Second, we cannot say with certitude what the proper resolution of this issue may be. Although it is true that other circuits have ruled that a just cause provision in a collective bargaining agreement entered into by the state can create a property interest in state employment, see, e.g., Moffitt v. Town of Brookfield, 950 F.2d 880, 885 (2d Cir. 1991), this court has yet to rule on the question. See Bennett v. City of Boston, 869 F.2d 19, 22 (1st Cir. 1989). Moreover, the provision at issue here does not clearly state that an employee cannot be discharged without cause. Instead, it states that an employee cannot be discharged "for disciplinary reasons without just cause." This seems, at first blush, to leave open the possibility that an employee can be discharged on other grounds, or for no reason at all, without just cause. It is by no means obvious, therefore, that this provision reasonably engenders a sufficient expectation of continued employment to create a property interest.
Also, Lydon concedes in his supplemental affidavit below that his discharge was not "for disciplinary reasons" and was not covered by Article 22. Lydon also concedes that he did not file a grievance challenging his discharge under Article 22. Although Lydon argues that defendants delayed sending him notice of his termination in order to defeat his right to file a grievance, the record suggests that, to the contrary, the effective date of his termination was delayed in order to permit a grievance filing. Given Lydon's stance below and his failure even to invoke the grievance machinery of the collective bargaining agreement, we could not say that it would result in a miscarriage of justice for us to decline to permit Lydon to invoke the collective bargaining agreement for the first time on appeal.

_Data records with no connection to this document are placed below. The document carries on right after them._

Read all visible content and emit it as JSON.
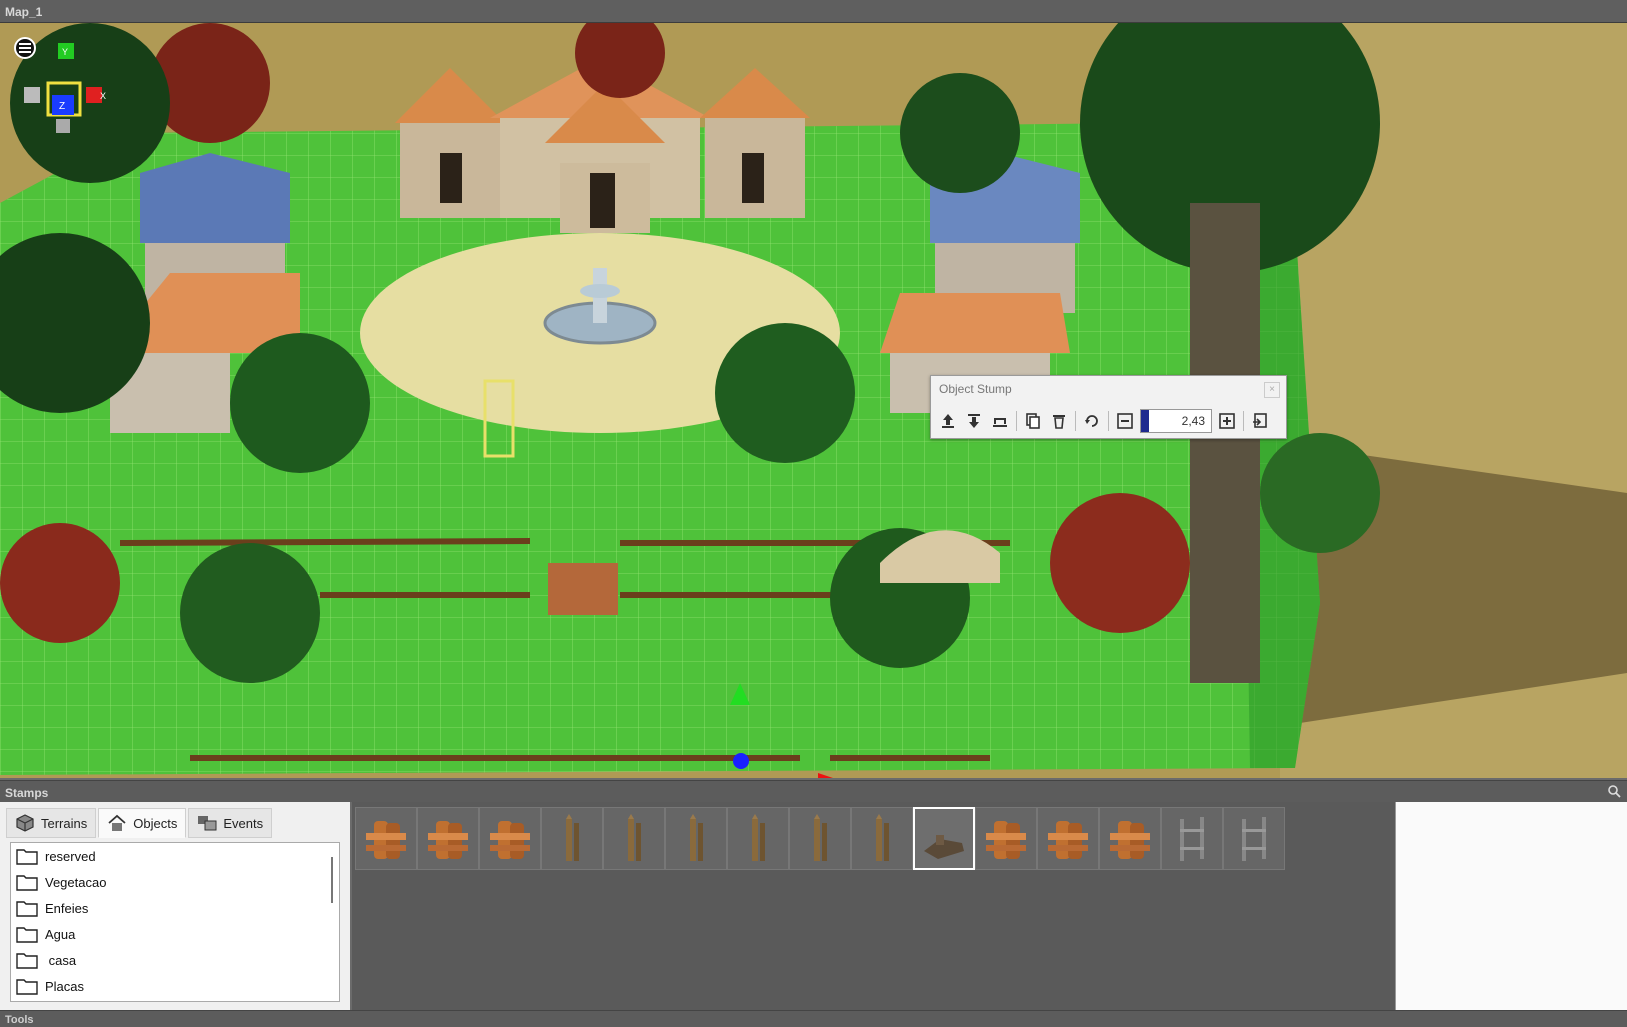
{
  "window": {
    "title": "Map_1"
  },
  "viewport": {
    "gizmo_axes": {
      "y": "Y",
      "z": "Z",
      "x": "X"
    },
    "colors": {
      "x_axis": "#e02020",
      "y_axis": "#22cc22",
      "z_axis": "#1a3cff",
      "selection": "#f0e040"
    }
  },
  "object_panel": {
    "title": "Object Stump",
    "close": "×",
    "scale_value": "2,43",
    "scale_fill_fraction": 0.12,
    "tools": [
      "raise-icon",
      "lower-icon",
      "ground-icon",
      "copy-icon",
      "delete-icon",
      "rotate-icon",
      "minus-icon",
      "plus-icon",
      "export-icon"
    ]
  },
  "stamps": {
    "title": "Stamps",
    "tabs": [
      {
        "label": "Terrains",
        "icon": "cube-icon"
      },
      {
        "label": "Objects",
        "icon": "house-icon",
        "active": true
      },
      {
        "label": "Events",
        "icon": "events-icon"
      }
    ],
    "folders": [
      "reserved",
      "Vegetacao",
      "Enfeies",
      "Agua",
      " casa",
      "Placas"
    ],
    "palette": [
      "fence-post-double",
      "fence-post-double-2",
      "fence-post-short",
      "fence-stake-pair",
      "fence-stake-triple",
      "fence-stake-thin",
      "fence-stake-thin-2",
      "fence-stake-single",
      "fence-stake-single-2",
      "broken-stump",
      "fence-post-double-3",
      "fence-post-short-2",
      "fence-post-double-4",
      "iron-fence",
      "iron-fence-2"
    ],
    "selected_index": 9
  },
  "tools": {
    "title": "Tools"
  }
}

For all these reasons, this case does not present an appropriate occasion to consider Lydon's argument despite his default below.
Finally, Lydon also alleged in his complaint that defendants mistreated him in retaliation for his filing of a state workers' compensation claim, and attempted to interfere with his efforts to pursue that claim. The district court did not discuss these allegations. These are framed as state-law allegations, however, and, since all the parties are Massachusetts residents, the district court's subject-matter jurisdiction over this case is premised on the existence of a federal question. Having properly dismissed Lydon's federal claims, therefore, the district court appropriately declined to exercise pendent jurisdiction over Lydon's state-law claims. See United Mine Workers v. Gibbs, 383 U.S. 715, 726 (1966).

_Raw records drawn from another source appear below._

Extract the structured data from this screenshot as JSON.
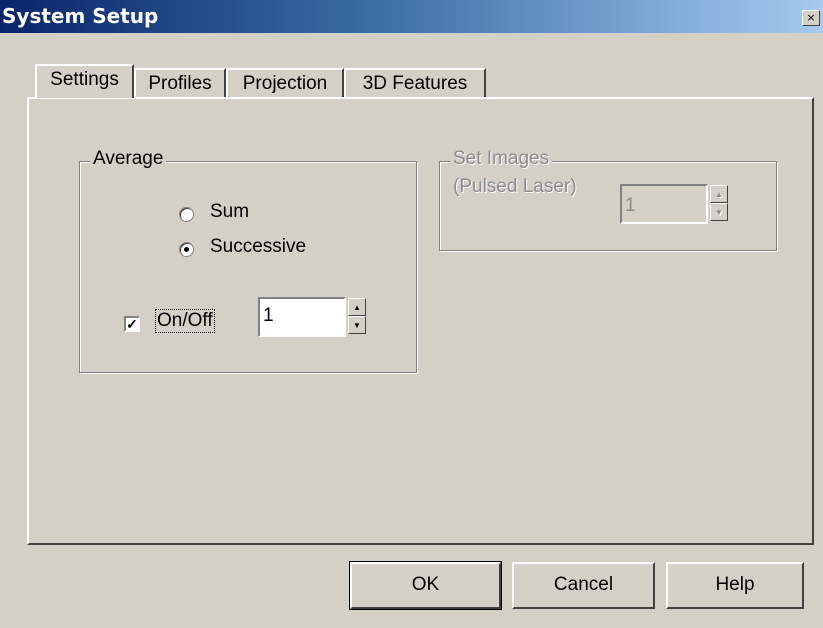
{
  "window": {
    "title": "System Setup",
    "close_glyph": "×"
  },
  "tabs": [
    {
      "label": "Settings",
      "active": true
    },
    {
      "label": "Profiles",
      "active": false
    },
    {
      "label": "Projection",
      "active": false
    },
    {
      "label": "3D Features",
      "active": false
    }
  ],
  "average": {
    "legend": "Average",
    "options": [
      {
        "label": "Sum",
        "selected": false
      },
      {
        "label": "Successive",
        "selected": true
      }
    ],
    "onoff_label": "On/Off",
    "onoff_checked": true,
    "value": "1"
  },
  "set_images": {
    "legend": "Set Images",
    "sub_label": "(Pulsed Laser)",
    "value": "1",
    "enabled": false
  },
  "buttons": {
    "ok": "OK",
    "cancel": "Cancel",
    "help": "Help"
  },
  "icons": {
    "check": "✓",
    "up": "▲",
    "down": "▼"
  }
}
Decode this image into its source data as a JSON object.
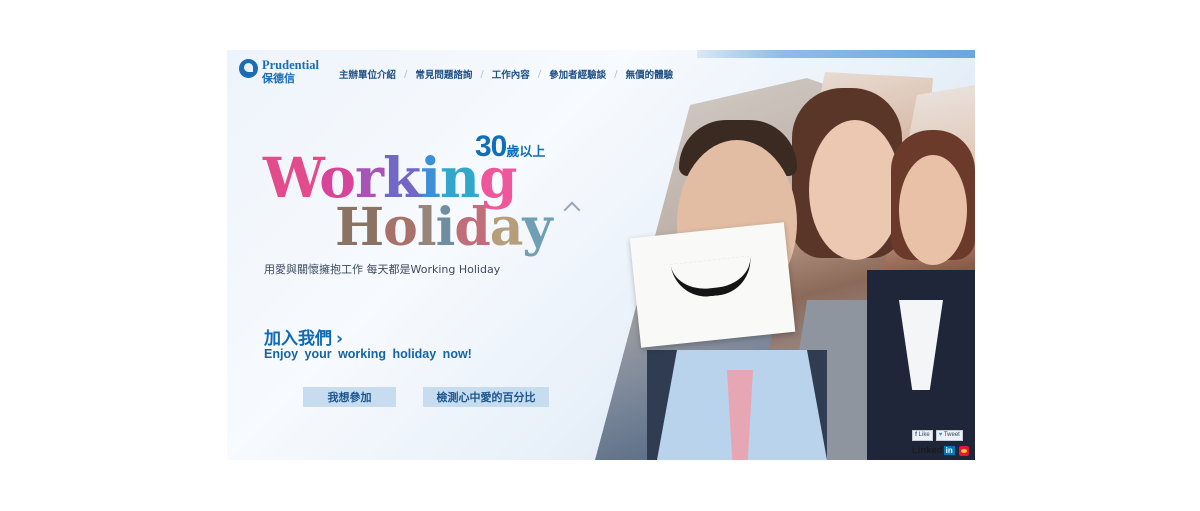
{
  "brand": {
    "name_en": "Prudential",
    "name_zh": "保德信"
  },
  "nav": {
    "items": [
      {
        "label": "主辦單位介紹"
      },
      {
        "label": "常見問題諮詢"
      },
      {
        "label": "工作內容"
      },
      {
        "label": "參加者經驗談"
      },
      {
        "label": "無價的體驗"
      }
    ],
    "separator": "/"
  },
  "hero": {
    "age_number": "30",
    "age_suffix": "歲以上",
    "title_line1": [
      "W",
      "o",
      "r",
      "k",
      "i",
      "n",
      "g"
    ],
    "title_line2": [
      "H",
      "o",
      "l",
      "i",
      "d",
      "a",
      "y"
    ],
    "title_line1_colors": [
      "#e24c8c",
      "#d8449a",
      "#a654b6",
      "#7168c6",
      "#3d8fd6",
      "#33a7c9",
      "#f0569b"
    ],
    "title_line2_colors": [
      "#8a7363",
      "#a8726a",
      "#97847a",
      "#6f8ea2",
      "#c06e78",
      "#b69e7a",
      "#6e9fb3"
    ],
    "tagline": "用愛與關懷擁抱工作  每天都是Working Holiday"
  },
  "cta": {
    "join_label": "加入我們",
    "join_arrow": "›",
    "enjoy_text": "Enjoy  your  working holiday now!",
    "buttons": [
      {
        "label": "我想參加"
      },
      {
        "label": "檢測心中愛的百分比"
      }
    ]
  },
  "social": {
    "like": "Like",
    "tweet": "Tweet",
    "linkedin_text": "Linked",
    "linkedin_in": "in",
    "icons": [
      "facebook-icon",
      "twitter-icon",
      "linkedin-icon",
      "weibo-icon"
    ]
  },
  "colors": {
    "brand_blue": "#1b6bb5",
    "button_bg": "#c7dcee",
    "join_blue": "#0f69b4"
  }
}
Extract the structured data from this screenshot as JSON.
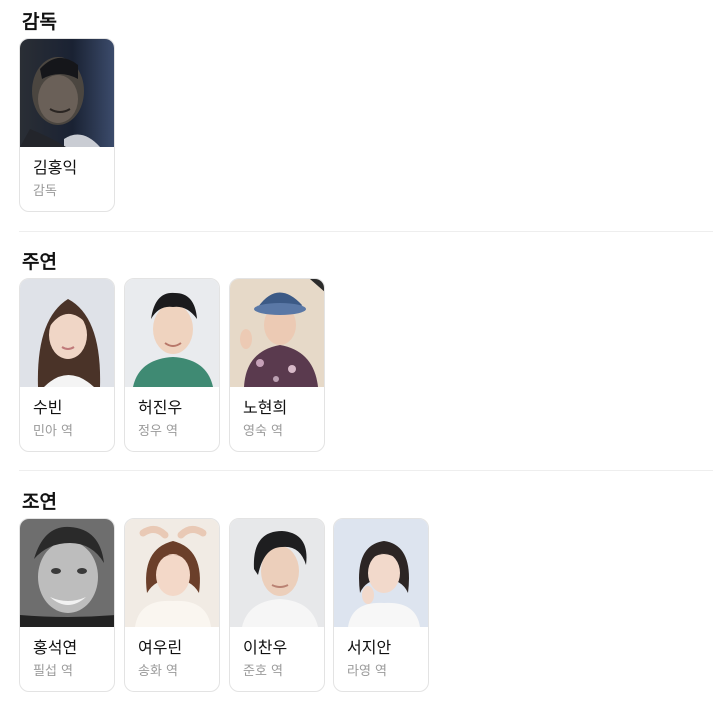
{
  "sections": [
    {
      "title": "감독",
      "people": [
        {
          "name": "김홍익",
          "role": "감독",
          "photo_icon": "director-portrait-photo"
        }
      ]
    },
    {
      "title": "주연",
      "people": [
        {
          "name": "수빈",
          "role": "민아 역",
          "photo_icon": "actress-portrait-photo"
        },
        {
          "name": "허진우",
          "role": "정우 역",
          "photo_icon": "actor-portrait-photo"
        },
        {
          "name": "노현희",
          "role": "영숙 역",
          "photo_icon": "actress-hat-portrait-photo"
        }
      ]
    },
    {
      "title": "조연",
      "people": [
        {
          "name": "홍석연",
          "role": "필섭 역",
          "photo_icon": "actor-bw-portrait-photo"
        },
        {
          "name": "여우린",
          "role": "송화 역",
          "photo_icon": "actress-portrait-photo"
        },
        {
          "name": "이찬우",
          "role": "준호 역",
          "photo_icon": "actor-portrait-photo"
        },
        {
          "name": "서지안",
          "role": "라영 역",
          "photo_icon": "actress-portrait-photo"
        }
      ]
    }
  ],
  "colors": {
    "card_border": "#e3e3e3",
    "divider": "#eeeeee",
    "role_text": "#9a9a9a",
    "title_text": "#111111"
  }
}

We have considered all of Lydon's other arguments and find them meritless.
The judgment of the district court is affirmed. See 1st Cir. R. 27.1.